    (PS: It is true that there are different opinions which prompts to write if statement in the "reverse order", i.e. if(1==a) {...}, in order to guard you from accidentally missing one =. But that style was far from the norm, even in the C/C++ world. And if you happen to be writing Python code, you are not vulnerable to that nasty typo in the first place, because if a = 1 is not valid in Python.)
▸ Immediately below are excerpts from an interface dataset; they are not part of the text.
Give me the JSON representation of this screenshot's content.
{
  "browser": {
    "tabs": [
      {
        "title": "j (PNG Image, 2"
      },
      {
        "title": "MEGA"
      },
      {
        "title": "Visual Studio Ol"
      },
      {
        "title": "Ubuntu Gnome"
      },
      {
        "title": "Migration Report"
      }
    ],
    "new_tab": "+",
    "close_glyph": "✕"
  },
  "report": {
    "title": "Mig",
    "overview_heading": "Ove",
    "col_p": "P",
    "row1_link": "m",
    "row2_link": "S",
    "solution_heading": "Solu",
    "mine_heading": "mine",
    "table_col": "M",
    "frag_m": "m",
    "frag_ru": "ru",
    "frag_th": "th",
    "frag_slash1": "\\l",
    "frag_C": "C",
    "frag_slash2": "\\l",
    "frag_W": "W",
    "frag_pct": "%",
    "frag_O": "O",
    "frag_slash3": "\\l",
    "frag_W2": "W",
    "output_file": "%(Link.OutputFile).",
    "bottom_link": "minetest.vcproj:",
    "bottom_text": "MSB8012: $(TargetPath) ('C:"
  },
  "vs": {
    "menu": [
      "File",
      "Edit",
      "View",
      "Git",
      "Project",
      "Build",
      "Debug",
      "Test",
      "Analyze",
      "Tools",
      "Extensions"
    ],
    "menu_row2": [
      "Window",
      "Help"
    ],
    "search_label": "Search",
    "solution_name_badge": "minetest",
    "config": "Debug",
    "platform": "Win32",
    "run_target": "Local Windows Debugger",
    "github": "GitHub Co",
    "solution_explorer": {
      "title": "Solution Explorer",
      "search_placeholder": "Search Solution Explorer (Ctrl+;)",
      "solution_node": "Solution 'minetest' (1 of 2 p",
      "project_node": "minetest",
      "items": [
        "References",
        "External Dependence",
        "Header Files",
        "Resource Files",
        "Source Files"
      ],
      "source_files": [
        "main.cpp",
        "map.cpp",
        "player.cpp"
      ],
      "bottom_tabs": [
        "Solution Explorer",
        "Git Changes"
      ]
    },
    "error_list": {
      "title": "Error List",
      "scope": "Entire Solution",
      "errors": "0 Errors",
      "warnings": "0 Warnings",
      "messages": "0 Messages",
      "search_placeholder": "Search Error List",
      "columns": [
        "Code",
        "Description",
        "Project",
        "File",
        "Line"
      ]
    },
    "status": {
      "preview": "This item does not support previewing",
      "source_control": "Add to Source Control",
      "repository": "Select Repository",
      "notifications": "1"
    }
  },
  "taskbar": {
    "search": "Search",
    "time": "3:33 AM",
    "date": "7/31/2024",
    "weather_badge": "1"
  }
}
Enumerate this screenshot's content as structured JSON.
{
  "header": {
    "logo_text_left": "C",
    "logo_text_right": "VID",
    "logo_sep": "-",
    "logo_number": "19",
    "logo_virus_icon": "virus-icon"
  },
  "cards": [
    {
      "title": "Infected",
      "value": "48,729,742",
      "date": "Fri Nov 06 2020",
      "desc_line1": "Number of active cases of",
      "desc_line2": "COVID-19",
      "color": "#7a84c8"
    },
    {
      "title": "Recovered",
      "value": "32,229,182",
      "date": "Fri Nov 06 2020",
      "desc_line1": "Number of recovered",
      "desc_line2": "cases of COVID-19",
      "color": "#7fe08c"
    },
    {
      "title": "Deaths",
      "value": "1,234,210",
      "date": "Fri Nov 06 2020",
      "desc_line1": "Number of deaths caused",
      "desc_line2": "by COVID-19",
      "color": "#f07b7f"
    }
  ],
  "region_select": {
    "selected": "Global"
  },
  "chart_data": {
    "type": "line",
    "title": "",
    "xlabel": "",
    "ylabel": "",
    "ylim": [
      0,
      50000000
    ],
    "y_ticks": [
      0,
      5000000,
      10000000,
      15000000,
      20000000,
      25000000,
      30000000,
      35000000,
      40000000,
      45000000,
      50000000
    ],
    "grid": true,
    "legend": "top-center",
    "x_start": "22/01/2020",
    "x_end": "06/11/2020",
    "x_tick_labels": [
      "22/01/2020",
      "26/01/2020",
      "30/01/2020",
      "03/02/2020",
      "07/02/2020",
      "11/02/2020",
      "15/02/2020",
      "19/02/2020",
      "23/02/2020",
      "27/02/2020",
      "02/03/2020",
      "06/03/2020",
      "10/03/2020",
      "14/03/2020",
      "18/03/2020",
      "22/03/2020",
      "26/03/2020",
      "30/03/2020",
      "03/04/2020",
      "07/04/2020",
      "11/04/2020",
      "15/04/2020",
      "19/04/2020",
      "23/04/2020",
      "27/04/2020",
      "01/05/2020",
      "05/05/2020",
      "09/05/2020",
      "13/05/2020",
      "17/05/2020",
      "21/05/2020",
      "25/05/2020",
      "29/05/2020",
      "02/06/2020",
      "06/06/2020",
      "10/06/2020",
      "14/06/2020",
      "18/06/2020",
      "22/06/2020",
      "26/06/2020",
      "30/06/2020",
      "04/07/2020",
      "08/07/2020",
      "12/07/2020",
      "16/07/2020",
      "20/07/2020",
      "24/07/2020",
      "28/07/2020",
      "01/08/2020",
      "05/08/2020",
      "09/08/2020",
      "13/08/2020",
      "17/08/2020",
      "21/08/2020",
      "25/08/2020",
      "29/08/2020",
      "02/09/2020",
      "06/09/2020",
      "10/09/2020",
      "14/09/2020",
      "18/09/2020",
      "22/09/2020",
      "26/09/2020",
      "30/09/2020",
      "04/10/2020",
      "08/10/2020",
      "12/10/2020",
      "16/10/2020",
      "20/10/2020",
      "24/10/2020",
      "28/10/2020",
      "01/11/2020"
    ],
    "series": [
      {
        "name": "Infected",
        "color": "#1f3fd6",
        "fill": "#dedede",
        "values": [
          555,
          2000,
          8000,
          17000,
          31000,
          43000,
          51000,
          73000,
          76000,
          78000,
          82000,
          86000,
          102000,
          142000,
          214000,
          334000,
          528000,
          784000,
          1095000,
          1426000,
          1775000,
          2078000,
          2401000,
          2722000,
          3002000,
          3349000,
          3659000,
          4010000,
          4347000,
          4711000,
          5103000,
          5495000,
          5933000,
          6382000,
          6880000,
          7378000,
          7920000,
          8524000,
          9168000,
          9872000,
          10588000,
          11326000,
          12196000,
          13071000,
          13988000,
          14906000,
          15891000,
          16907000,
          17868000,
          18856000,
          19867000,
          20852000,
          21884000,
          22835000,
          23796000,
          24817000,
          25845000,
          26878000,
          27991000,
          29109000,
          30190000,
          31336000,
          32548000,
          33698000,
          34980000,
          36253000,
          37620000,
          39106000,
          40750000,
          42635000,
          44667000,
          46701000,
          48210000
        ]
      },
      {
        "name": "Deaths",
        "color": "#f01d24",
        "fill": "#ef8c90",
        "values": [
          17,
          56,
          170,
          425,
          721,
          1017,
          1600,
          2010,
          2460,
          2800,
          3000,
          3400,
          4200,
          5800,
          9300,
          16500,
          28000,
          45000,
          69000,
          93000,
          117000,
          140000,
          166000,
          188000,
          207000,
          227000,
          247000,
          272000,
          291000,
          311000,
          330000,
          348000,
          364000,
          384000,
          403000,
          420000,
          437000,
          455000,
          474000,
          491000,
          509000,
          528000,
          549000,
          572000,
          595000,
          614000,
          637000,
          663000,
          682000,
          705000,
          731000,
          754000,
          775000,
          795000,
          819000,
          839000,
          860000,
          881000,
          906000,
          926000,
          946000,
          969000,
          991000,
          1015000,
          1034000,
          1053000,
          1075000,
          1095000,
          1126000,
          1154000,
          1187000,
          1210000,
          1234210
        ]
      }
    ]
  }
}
  3. The practical convincing reason to do assertEqual(expect, actual), is that the unittest library in your language likely already follows that order to generate readable error message. For example, in Python, when you do assertEqual(expected_dictionary, actual_dictionary), unittest will display missing keys in actual with prefix -, and extra keys with prefix +, just like when you do a git diff old_branch new_branch.

    Intuitive or not, this is the single most convincing reason to stick with the assertEqual(expected, actual) order. If you happen to not like it, you better still accept it, because "practicality beats purity".

  4. Lastly, if you need a way to help you remember the order, this answer compares assertEqual(expected_result, actual_calculation) to the assignment statement order result = calculate(...). It can be a good way to MEMORIZE the de-facto behavior, but IMHO it is not the undebatable reasoning of that order is more intuitive.

So here you go. Happy assertEqual(expect, actual) !

  • 1
    For the point 4) it's fun enough that the parameter order for assignment was actually much debated in the early ages of computing. Some CS-ists agued that using the order order it could be read "value is stored in value", whjich raised much less confusion with the mathematical equality (and of couse use something different from '=' for assignment like some kind of arrow like '->'). – kriss Dec 5 '20 at 10:46

An ulterior purpose of assertEqual() is to demo code for human readers. Because the simplest function call is result = function(parameters), one gets used to thinking of the return value on the left and the call on the right.

So a test that documents a function would show a literal on the left and a call on the right.

assertEqual(15, sum((1,2,3,4,5)))

That is, (expected, actual). Similarly with an expression.

assertEqual(4, 2 + 2)

If you like lining things up (PEP8 notwithstanding), the expected parameter helps being shorter on the left:

assertEqual(42, 2 * 3 * 7)
assertEqual(42, (1 << 1) + (1 << 3) + (1 << 5))
assertEqual(42, int('110', int('110', 2)))

Thanks Andrew Weimholt and Ganesh Parameswaran for these formulae.


The xUnit testing convention is expected/actual. So, for many that is the natural order since that's what they learnt.

Interestingly in a break from convention for an xUnit framework qunit goes for actual/expected. At least with javascript you can just create a new function that encapsulates the old one and assign it the original variable:

var qunitEquals = equals;
equals = function(expected, actual, message) {
    qunitEquals(actual, expected, message);

The documentation for assertEqual names the first parameter first, and the second parameter second:

assertEqual(first, second, msg=None)

Test that first and second are equal. If the values do not compare equal, the test will fail.

However, if you look at most of the examples in the documentation, they place the received value first, and the expected value second (the opposite of what your question post claims):

self.assertEqual(self.widget.size(), (50,50), 'incorrect default size')

So I would say the convention is assertEqual(got, expected), and not the other way round!

Either way, your tests will still work.


The explanation I heard is that it comes from TDD.

In Test Driven Development, you start with the test, and then write the code.

Starting assertions by writing the expectation, and then call the code that should produce it, is a mini version of that mindset.

Of course, this may just be a story people tell. Don't know that it was a conscious reason.

Your Answer

By clicking “Post Your Answer”, you agree to our terms of service, privacy policy and cookie policy

Not the answer you're looking for? Browse other questions tagged or ask your own question.